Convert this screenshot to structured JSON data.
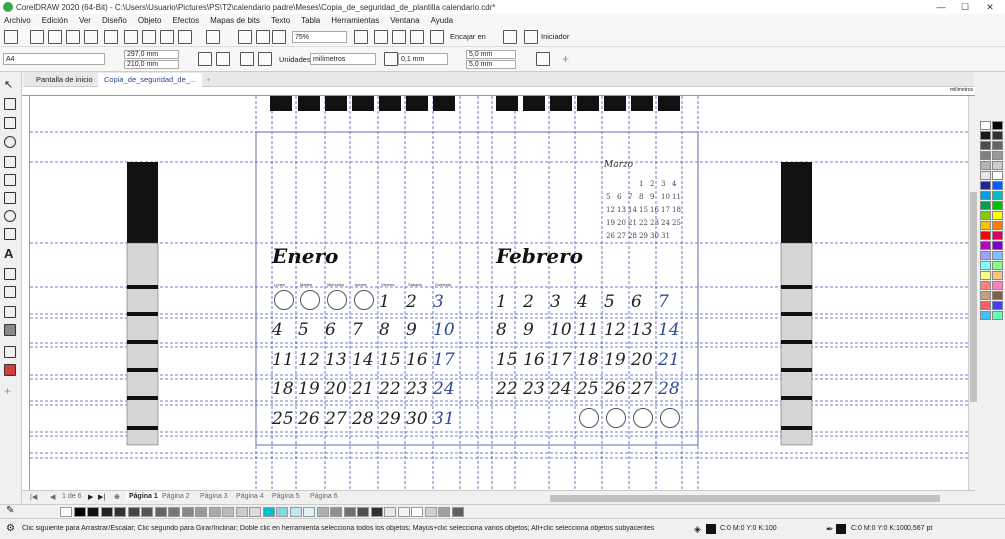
{
  "titlebar": {
    "title": "CorelDRAW 2020 (64-Bit) - C:\\Users\\Usuario\\Pictures\\PS\\T2\\calendario padre\\Meses\\Copia_de_seguridad_de_plantilla calendario.cdr*"
  },
  "menu": [
    "Archivo",
    "Edición",
    "Ver",
    "Diseño",
    "Objeto",
    "Efectos",
    "Mapas de bits",
    "Texto",
    "Tabla",
    "Herramientas",
    "Ventana",
    "Ayuda"
  ],
  "toolbar": {
    "zoom": "75%",
    "snap": "Encajar en",
    "start": "Iniciador"
  },
  "propbar": {
    "page_size": "A4",
    "width": "297,0 mm",
    "height": "210,0 mm",
    "units_label": "Unidades:",
    "units": "milímetros",
    "nudge": "0,1 mm",
    "dup_x": "5,0 mm",
    "dup_y": "5,0 mm"
  },
  "tabs": {
    "home": "Pantalla de inicio",
    "doc": "Copia_de_seguridad_de_..."
  },
  "ruler": {
    "units": "milímetros"
  },
  "calendar": {
    "jan": {
      "title": "Enero",
      "weekdays": [
        "Lunes",
        "Martes",
        "Miércoles",
        "Jueves",
        "Viernes",
        "Sábado",
        "Domingo"
      ],
      "days": [
        "1",
        "2",
        "3",
        "4",
        "5",
        "6",
        "7",
        "8",
        "9",
        "10",
        "11",
        "12",
        "13",
        "14",
        "15",
        "16",
        "17",
        "18",
        "19",
        "20",
        "21",
        "22",
        "23",
        "24",
        "25",
        "26",
        "27",
        "28",
        "29",
        "30",
        "31"
      ]
    },
    "feb": {
      "title": "Febrero",
      "days": [
        "1",
        "2",
        "3",
        "4",
        "5",
        "6",
        "7",
        "8",
        "9",
        "10",
        "11",
        "12",
        "13",
        "14",
        "15",
        "16",
        "17",
        "18",
        "19",
        "20",
        "21",
        "22",
        "23",
        "24",
        "25",
        "26",
        "27",
        "28"
      ]
    },
    "mini": {
      "title": "Marzo",
      "days": [
        "1",
        "2",
        "3",
        "4",
        "5",
        "6",
        "7",
        "8",
        "9",
        "10",
        "11",
        "12",
        "13",
        "14",
        "15",
        "16",
        "17",
        "18",
        "19",
        "20",
        "21",
        "22",
        "23",
        "24",
        "25",
        "26",
        "27",
        "28",
        "29",
        "30",
        "31"
      ]
    }
  },
  "pagebar": {
    "counter": "1 de 6",
    "pages": [
      "Página 1",
      "Página 2",
      "Página 3",
      "Página 4",
      "Página 5",
      "Página 6"
    ]
  },
  "status": {
    "hint": "Clic siguiente para Arrastrar/Escalar; Clic segundo para Girar/Inclinar; Doble clic en herramienta selecciona todos los objetos; Mayús+clic selecciona varios objetos; Alt+clic selecciona objetos subyacentes",
    "fill": "C:0 M:0 Y:0 K:100",
    "outline": "C:0 M:0 Y:0 K:100",
    "outline_width": "0,567 pt"
  },
  "colors": {
    "accent": "#2b4a9a",
    "guides": "#4a5ab5",
    "black": "#111111"
  }
}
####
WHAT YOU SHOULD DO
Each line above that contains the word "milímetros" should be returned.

RESULT
    "units": "milímetros",
    "units": "milímetros"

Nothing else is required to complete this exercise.